The tournament is peppered with bizarre teams ranging from the bearded lumberjacks to a diaper-wearing Japanese team called the Kamikazes. I especially love some of the sincerity and seriousness of the referee. I’m not sure if many audience members find him giving Stiller a court misconduct warning while waving some kind of tassel in his face as funny as I do though.
Dodgeball might not be for everyone, but I find it one of the few comedies that have come out of ‘The Frat Pack’ group of movies that I genuinely find very funny. Another thing that I think sets it apart from most comedies that we’ve seen in the last ten years or so is that it doesn’t rely on gross out gags or toilet humor to get its laughs. It’s pretty inoffensive stuff.
Sure there’s Long getting pounded in the face with a wrench and Root being hit by cars, but that’s more cartoony than real. Dodgeball almost plays like a throwback comedy from twenty, thirty years ago before ‘offensive’ and ‘vulgarity’ became equated with humor. It’s kind of funny me saying that about a movie where Torn utters the phrase, “You’re about as useful as a poopy flavored lollypop”. But at least here you won’t see any one racing to the bathroom with a case of diarrhea.
There’s been rumors that Dodgeball 2 might be in the planning stages. Somehow mortal enemies La Fleur and White have to team-up on the dodgeball stage to defeat a shared enemy or something.
I was somewhat surprised to read that. It’s certainly not Vaughn or Stiller’s biggest hit and now ten years on I would have thought the demand for anyone wanting to continue the dodgeball saga would have died. But I guess with their recent films not doing the box office they were once both known for the idea of reteaming for more throwing rubber balls sounds like it could be a good idea.

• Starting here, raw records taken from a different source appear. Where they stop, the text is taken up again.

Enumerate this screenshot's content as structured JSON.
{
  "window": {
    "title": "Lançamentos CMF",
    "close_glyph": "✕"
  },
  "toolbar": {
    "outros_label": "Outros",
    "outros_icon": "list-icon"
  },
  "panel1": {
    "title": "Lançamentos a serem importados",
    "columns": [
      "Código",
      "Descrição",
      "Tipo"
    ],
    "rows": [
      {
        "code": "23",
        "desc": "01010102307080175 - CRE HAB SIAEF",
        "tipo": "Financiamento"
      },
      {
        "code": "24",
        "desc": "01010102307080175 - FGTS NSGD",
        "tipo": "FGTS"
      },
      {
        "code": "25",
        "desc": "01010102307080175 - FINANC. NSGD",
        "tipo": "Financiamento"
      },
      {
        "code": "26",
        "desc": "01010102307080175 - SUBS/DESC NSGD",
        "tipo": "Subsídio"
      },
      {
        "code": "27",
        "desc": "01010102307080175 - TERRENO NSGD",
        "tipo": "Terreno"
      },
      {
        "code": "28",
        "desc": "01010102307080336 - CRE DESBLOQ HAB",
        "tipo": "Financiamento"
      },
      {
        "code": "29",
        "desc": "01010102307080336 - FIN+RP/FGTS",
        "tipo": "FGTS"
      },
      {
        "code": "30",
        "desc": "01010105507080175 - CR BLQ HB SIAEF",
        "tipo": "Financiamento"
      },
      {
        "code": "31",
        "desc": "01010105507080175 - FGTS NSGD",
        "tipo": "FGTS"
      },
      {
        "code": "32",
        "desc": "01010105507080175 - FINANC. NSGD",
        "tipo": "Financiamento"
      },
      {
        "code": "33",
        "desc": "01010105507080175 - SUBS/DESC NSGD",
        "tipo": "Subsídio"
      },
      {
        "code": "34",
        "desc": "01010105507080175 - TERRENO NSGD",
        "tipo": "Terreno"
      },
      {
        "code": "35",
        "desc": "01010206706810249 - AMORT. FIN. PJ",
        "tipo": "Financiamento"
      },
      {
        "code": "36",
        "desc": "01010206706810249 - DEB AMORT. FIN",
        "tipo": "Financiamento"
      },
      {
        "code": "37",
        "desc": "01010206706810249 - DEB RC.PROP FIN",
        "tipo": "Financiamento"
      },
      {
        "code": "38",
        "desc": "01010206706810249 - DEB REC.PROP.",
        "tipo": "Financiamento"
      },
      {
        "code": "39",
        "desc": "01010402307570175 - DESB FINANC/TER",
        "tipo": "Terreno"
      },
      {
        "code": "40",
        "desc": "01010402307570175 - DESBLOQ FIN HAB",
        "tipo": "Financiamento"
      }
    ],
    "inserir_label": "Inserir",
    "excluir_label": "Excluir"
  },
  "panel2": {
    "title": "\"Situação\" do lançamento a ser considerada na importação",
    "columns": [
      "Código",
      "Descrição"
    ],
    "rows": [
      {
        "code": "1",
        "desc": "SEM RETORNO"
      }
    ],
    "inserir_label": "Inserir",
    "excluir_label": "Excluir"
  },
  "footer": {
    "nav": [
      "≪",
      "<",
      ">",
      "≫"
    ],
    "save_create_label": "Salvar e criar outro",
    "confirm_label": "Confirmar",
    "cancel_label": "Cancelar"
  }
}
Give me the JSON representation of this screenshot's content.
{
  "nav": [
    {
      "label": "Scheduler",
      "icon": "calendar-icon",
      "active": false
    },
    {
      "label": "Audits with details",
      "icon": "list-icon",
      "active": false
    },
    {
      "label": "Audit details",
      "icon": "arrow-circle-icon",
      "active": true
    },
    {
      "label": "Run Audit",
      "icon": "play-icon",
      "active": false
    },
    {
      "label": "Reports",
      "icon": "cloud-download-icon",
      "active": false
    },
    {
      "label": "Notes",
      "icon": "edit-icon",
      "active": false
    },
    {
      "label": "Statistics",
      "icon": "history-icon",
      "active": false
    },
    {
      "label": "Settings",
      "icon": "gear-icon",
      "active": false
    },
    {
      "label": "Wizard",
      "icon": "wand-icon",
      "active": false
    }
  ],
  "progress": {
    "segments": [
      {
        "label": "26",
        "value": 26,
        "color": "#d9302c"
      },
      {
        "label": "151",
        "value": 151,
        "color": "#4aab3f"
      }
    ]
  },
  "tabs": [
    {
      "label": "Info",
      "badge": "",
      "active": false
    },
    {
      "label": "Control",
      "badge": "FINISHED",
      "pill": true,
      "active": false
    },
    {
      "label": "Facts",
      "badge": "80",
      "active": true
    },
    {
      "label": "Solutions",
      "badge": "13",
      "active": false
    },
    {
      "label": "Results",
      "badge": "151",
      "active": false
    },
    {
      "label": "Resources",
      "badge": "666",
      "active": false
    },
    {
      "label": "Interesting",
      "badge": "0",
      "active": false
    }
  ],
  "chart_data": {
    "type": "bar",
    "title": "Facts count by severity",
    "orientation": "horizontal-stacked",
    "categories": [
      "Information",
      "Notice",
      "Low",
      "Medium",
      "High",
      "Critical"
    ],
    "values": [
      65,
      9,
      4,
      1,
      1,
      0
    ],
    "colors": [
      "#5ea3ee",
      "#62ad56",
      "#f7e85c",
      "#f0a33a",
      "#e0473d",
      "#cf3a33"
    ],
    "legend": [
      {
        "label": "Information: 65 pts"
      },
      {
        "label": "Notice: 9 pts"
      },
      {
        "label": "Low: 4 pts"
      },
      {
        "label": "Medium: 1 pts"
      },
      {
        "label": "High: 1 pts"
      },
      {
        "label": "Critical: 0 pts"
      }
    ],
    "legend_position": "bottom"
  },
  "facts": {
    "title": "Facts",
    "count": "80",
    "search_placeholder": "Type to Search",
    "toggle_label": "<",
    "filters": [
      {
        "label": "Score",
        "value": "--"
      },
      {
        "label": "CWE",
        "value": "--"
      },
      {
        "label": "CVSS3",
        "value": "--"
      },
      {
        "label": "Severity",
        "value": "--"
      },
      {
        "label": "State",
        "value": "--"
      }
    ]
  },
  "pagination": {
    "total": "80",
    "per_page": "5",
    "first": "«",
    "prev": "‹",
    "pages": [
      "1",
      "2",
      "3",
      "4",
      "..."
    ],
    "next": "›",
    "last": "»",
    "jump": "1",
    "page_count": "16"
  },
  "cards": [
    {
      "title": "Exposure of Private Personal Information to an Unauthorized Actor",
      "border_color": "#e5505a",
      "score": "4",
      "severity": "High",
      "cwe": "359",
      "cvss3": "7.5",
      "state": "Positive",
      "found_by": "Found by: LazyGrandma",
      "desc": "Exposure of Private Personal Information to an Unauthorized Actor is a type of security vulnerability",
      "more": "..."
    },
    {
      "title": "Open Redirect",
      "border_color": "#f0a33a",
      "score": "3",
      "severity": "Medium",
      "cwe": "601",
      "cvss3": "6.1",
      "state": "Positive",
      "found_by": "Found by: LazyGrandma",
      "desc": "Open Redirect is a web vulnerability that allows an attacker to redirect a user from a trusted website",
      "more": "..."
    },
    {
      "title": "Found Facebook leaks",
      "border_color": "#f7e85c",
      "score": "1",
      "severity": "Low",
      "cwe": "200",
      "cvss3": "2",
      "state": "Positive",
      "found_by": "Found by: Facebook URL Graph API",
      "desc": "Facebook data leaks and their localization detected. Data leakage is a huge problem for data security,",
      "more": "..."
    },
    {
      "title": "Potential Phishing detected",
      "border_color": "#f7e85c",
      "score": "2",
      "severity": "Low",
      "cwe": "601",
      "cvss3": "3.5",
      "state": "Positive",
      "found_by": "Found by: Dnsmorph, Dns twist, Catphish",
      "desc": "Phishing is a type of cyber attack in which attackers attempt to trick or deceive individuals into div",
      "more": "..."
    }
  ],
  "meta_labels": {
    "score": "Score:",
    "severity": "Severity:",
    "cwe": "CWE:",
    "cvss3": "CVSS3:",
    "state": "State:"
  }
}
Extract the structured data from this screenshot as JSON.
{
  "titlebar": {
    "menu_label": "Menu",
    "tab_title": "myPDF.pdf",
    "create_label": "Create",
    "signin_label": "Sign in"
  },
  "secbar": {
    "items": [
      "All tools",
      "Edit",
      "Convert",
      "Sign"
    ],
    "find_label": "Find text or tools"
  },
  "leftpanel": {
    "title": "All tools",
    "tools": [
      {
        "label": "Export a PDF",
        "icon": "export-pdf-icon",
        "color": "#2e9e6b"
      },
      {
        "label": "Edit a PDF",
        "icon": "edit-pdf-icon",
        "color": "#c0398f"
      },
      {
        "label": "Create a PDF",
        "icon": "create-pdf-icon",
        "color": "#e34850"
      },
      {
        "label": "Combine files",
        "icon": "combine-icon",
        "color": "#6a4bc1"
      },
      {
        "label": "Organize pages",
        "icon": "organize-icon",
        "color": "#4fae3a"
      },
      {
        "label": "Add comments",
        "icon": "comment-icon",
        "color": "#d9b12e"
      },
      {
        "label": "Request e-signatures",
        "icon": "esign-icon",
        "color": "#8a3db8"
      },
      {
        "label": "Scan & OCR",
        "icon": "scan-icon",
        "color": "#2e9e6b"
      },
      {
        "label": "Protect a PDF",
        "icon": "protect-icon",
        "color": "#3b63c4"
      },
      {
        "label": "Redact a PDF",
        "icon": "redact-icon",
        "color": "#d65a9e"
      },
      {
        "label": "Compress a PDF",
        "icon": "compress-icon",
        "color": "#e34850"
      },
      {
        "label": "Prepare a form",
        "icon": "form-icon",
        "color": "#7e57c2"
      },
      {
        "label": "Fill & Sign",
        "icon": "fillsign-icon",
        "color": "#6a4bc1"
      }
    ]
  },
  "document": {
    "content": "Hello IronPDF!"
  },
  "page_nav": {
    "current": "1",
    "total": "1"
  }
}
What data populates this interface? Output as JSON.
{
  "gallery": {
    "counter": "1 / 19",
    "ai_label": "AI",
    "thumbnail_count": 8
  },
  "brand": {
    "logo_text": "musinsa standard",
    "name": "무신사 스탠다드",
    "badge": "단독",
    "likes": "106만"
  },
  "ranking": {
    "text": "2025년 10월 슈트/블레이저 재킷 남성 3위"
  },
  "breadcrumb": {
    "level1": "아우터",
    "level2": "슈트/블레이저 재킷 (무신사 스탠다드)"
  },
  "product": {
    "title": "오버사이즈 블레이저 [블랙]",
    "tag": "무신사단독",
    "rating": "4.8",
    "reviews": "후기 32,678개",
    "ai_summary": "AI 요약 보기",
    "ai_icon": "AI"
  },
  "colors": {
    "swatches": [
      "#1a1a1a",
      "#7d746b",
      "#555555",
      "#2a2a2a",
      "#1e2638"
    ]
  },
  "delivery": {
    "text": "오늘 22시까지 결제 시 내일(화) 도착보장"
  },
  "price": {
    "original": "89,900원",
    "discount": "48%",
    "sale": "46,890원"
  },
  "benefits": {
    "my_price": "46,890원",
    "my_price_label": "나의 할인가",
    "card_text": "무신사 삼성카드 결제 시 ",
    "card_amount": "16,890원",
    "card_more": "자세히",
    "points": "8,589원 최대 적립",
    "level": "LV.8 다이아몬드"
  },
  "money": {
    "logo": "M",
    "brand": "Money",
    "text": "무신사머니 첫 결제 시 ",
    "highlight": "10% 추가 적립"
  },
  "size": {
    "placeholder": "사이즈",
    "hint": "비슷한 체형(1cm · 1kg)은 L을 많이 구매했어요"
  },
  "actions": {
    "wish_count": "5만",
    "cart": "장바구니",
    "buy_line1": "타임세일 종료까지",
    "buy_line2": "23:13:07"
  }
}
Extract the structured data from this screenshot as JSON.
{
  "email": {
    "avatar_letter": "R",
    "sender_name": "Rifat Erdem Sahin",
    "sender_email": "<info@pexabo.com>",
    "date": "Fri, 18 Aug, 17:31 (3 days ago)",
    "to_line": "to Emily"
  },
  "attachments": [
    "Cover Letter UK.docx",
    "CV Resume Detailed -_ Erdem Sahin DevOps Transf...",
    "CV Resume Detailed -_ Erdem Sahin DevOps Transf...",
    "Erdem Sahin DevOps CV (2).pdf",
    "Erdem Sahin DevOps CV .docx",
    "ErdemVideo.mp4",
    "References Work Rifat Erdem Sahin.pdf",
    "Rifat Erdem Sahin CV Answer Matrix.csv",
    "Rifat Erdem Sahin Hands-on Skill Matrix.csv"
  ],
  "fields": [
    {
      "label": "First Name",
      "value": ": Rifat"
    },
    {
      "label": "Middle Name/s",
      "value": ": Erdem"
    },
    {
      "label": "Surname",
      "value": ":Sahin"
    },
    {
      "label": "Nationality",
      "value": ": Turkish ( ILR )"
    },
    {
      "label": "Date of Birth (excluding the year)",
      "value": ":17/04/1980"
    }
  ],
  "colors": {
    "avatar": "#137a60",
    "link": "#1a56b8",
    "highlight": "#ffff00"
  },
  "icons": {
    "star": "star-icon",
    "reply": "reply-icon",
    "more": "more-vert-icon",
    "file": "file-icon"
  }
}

If it happens or not I don’t think it much matters. Dodgeball is a perfect standalone goofy little film and is still just as funny as when I first saw it ten years ago.